From Pharmacy to Physiology: changing lanes

Professor Robin Callister has always enjoyed sport, but after training as a pharmacist and working for eight years in the field, she never envisaged herself becoming the internationally recognised exercise physiologist she is today.

“I actually got stuck in America with my husband doing a PhD and I couldn't get a work permit."

“I was bored out of my mind!"

“We were at a barbecue and I got talking to a Professor in physiology. The university in Ohio where we were didn’t have a Pharmacy school, and he suggested I take my sports interest further and study in his field instead.”

“Once I discovered exercise physiology, I sat back and realised, ‘Wow, this is me!’”

After studying for a Master’s degree, Robin went on to conduct her PhD research at the US Olympic Training Centre. Just three months into her studies, her supervisor left his position to work at NASA. Never to be deterred, Robin took advantage of the situation and arranged several visits to Kennedy Space Centre.

“I didn’t get to do any research projects there but I did show them how to use some of their equipment!”

Robin continued to pursue her interests in sports physiology for a number of years, and she maintains collaborations with the Australian Institute of Sport, the Newcastle Knights and the Newcastle Jets.

Exercising interests in the clinic

In recent years, Robin’s interested have shifted into the realm of clinical exercise physiology. When asked why the shift occurred, she answered:

“Probably as I got older. I’ve become much more aware of the need for intervention and the benefit it can have for so many people.”

In particular, Robin is interested in the role exercise can play in helping those suffering from depression, recovering from stroke or at risk of developing Type 2 Diabetes.

Exercise as mental health therapy

Robin took an interest in researching alternative ways to treat depression when she noticed that a number of teenagers and young adults in her social circle were struggling with the condition.

“It’s a huge problem."

“Anti-depressant medication isn’t always effective for young people so that doesn’t give them a lot of scope for treatment options."

“While cognitive behavioural therapy can be beneficial, it can be difficult to get into in a timely manner. So often we can use exercise in combination with other therapies and also while patients are waiting to see the right specialist.”

Robin was able to follow up this research interest when she was awarded with funding from the HMRI Gastronomic Lunch and beyondblue, an Australian charity supporting those struggling to cope with anxiety, depression and suicide. With this funding, Robin and her collaborators launched the Healthy Body, Healthy Mind exercise intervention strategy.

This project investigates the relationship between exercise and mood in youth.
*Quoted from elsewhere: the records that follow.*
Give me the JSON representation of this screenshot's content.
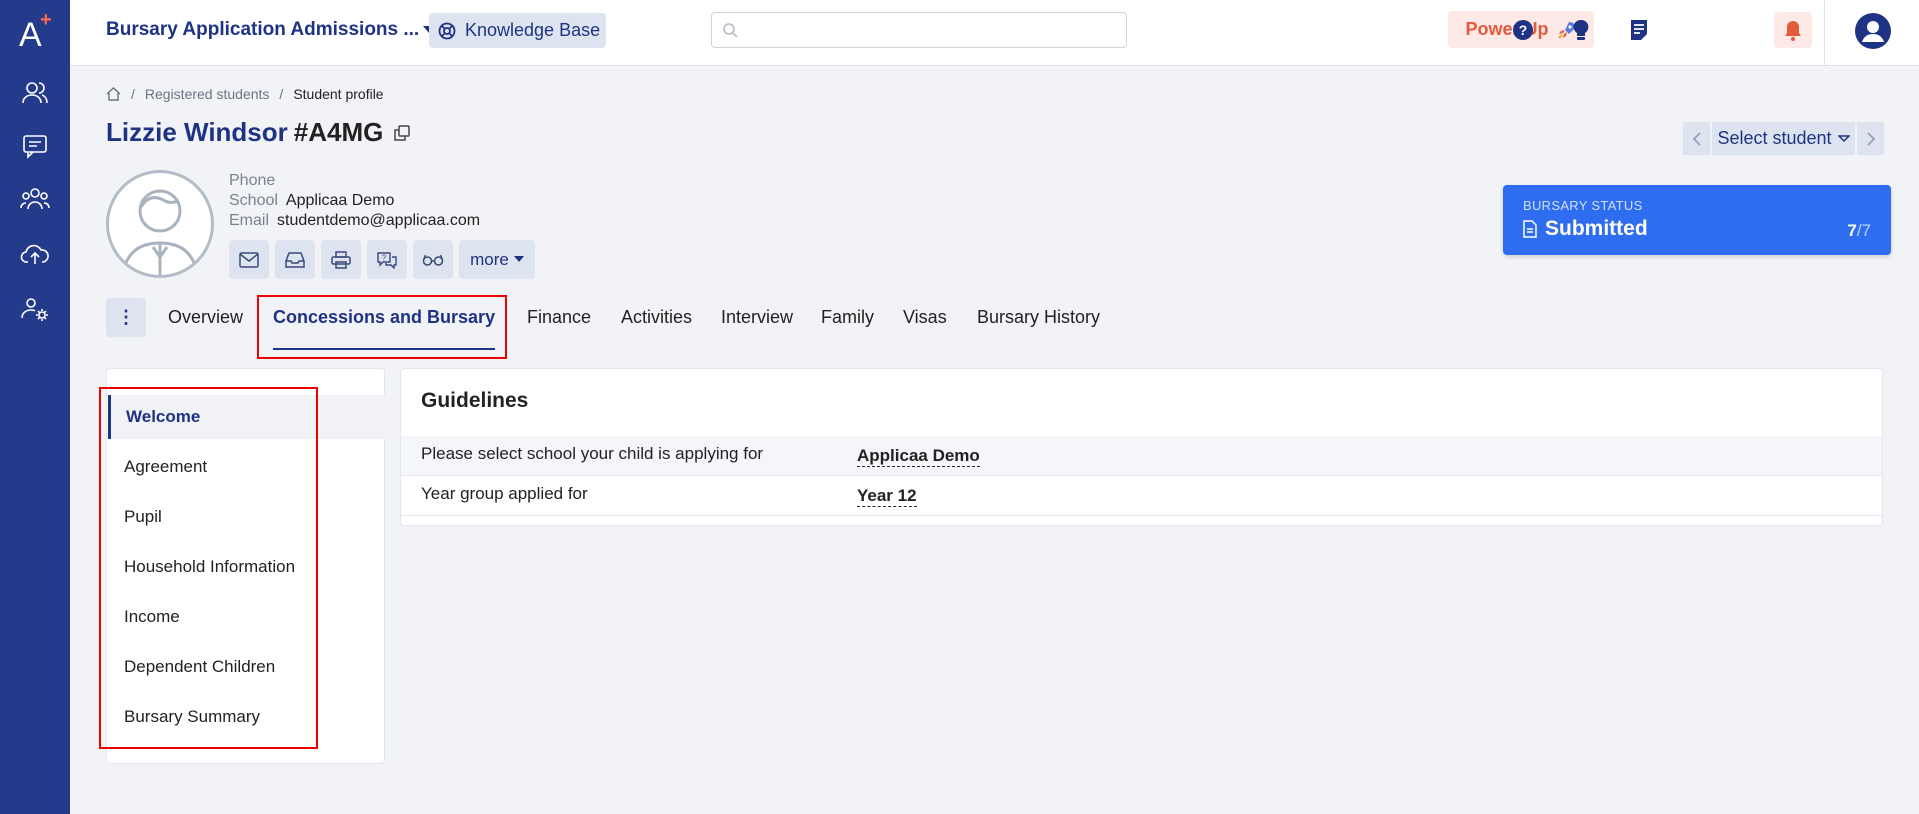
{
  "app": {
    "title": "Bursary Application Admissions ...",
    "knowledge_base": "Knowledge Base",
    "search_placeholder": "",
    "power_up": "Power Up"
  },
  "colors": {
    "sidebar": "#243b8c",
    "brand": "#1f3384",
    "accent_red": "#e45a3c",
    "status_blue": "#2f6df0"
  },
  "sidebar": {
    "items": [
      {
        "icon": "people-icon"
      },
      {
        "icon": "message-icon"
      },
      {
        "icon": "group-icon"
      },
      {
        "icon": "cloud-upload-icon"
      },
      {
        "icon": "users-settings-icon"
      }
    ]
  },
  "topbar_icons": [
    "help-icon",
    "lightbulb-icon",
    "notes-icon",
    "bell-icon",
    "user-avatar-icon"
  ],
  "breadcrumb": {
    "items": [
      "Registered students",
      "Student profile"
    ]
  },
  "student": {
    "name": "Lizzie Windsor",
    "id": "#A4MG",
    "phone_label": "Phone",
    "phone": "",
    "school_label": "School",
    "school": "Applicaa Demo",
    "email_label": "Email",
    "email": "studentdemo@applicaa.com",
    "more_label": "more"
  },
  "pager": {
    "select_label": "Select student"
  },
  "status": {
    "label": "BURSARY STATUS",
    "value": "Submitted",
    "done": "7",
    "total": "/7"
  },
  "tabs": [
    "Overview",
    "Concessions and Bursary",
    "Finance",
    "Activities",
    "Interview",
    "Family",
    "Visas",
    "Bursary History"
  ],
  "active_tab": "Concessions and Bursary",
  "side_menu": [
    "Welcome",
    "Agreement",
    "Pupil",
    "Household Information",
    "Income",
    "Dependent Children",
    "Bursary Summary"
  ],
  "guidelines": {
    "heading": "Guidelines",
    "rows": [
      {
        "question": "Please select school your child is applying for",
        "answer": "Applicaa Demo"
      },
      {
        "question": "Year group applied for",
        "answer": "Year 12"
      }
    ]
  }
}
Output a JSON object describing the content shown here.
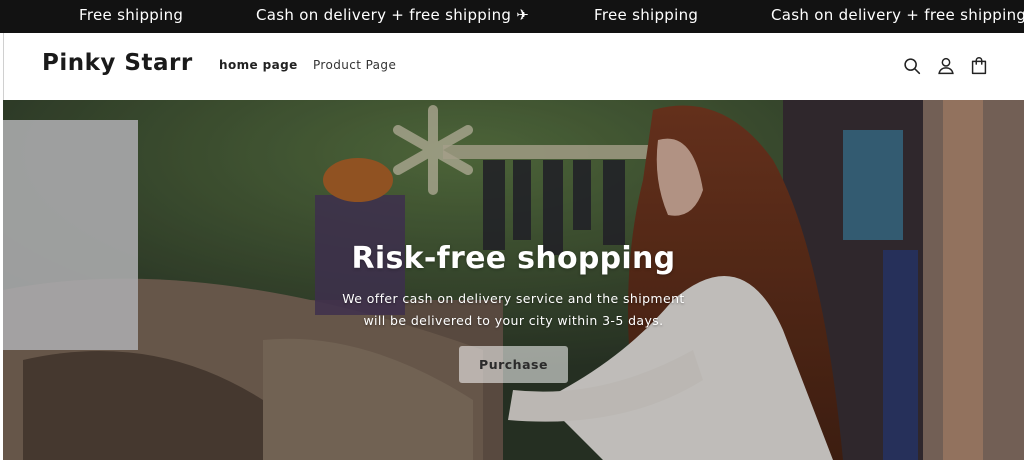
{
  "announcement": {
    "messages": [
      "Free shipping",
      "Cash on delivery + free shipping ✈",
      "Free shipping",
      "Cash on delivery + free shipping ✈"
    ]
  },
  "header": {
    "logo": "Pinky Starr",
    "nav": [
      {
        "label": "home page"
      },
      {
        "label": "Product Page"
      }
    ],
    "icons": [
      "search-icon",
      "account-icon",
      "cart-icon"
    ]
  },
  "hero": {
    "title": "Risk-free shopping",
    "subtitle_line1": "We offer cash on delivery service and the shipment",
    "subtitle_line2": "will be delivered to your city within 3-5 days.",
    "cta_label": "Purchase"
  },
  "colors": {
    "announcement_bg": "#121212",
    "header_bg": "#ffffff",
    "text_dark": "#1a1a1a"
  }
}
Although the effects of physical exercise on adults with depression has been well studied, it has not been thoroughly investigated in young people.

Stroke recovery and rehabilitation

Over the last twenty years, treatment of acute stroke has seen dramatic improvements. While that’s no doubt something to celebrate, the increase in stroke survival patients needing rehabilitation advice and therapy is something clinics are still adapting to.

Exercise is a major factor in patient recovery.

“Stroke is the biggest cause of disability in Australia - rehabilitation for those people is really important and exercise is one of the primary strategies."

“Not only that, but one of the best ways to prevent a second stroke is to improve your fitness level.”

Working with a number of stroke clinicians based at the John Hunter Hospital, Robin is interested in how exercise can improve quality of life and fitness for recovering stroke patients.

Intervention for Type 2 diabetes risk

“Type 2 diabetes (T2D) is largely the consequence of obesity. We’re seeing a massive increase in the diagnosis of T2D, and that’s a worldwide phenomenon.”

Overweight men over the age of 45 are at a particularly high risk of developing the disease, and behavioural change is one of the best ways to modify their risk.

The SHED IT – Self-help, Exercise, and Diet using Information Technology- program is an evidence based weight lots program designed for men. It was designed by a research team consisting of Robin and Professors Philip Morgan and Clare Collins over 10 years ago, and has now been modified into a T2D prevention strategy (the PULSE – Prevention Using Lifestyle Education – for diabetes prevention).

“Because so many health intervention programs are generic, the fact that they’re aimed at everyone means they often aren’t picked up by those who need it most. They don’t buy into it as they don’t really see it as being for them.

“So making our program aimed at men, giving it a ‘blokey’ feel – we are pitching directly to those who need it most and there is an improvement in uptake as a result.”

“We’re trying to change behaviour and if you’re going to start anywhere you’ve got to get the risk group hooked in the first place!”

The University of Newcastle acknowledges the traditional custodians of the lands within our footprint areas: Awabakal, Darkinjung, Biripai, Worimi, Wonnarua, and Eora Nations. We also pay respect to the wisdom of our Elders past and present.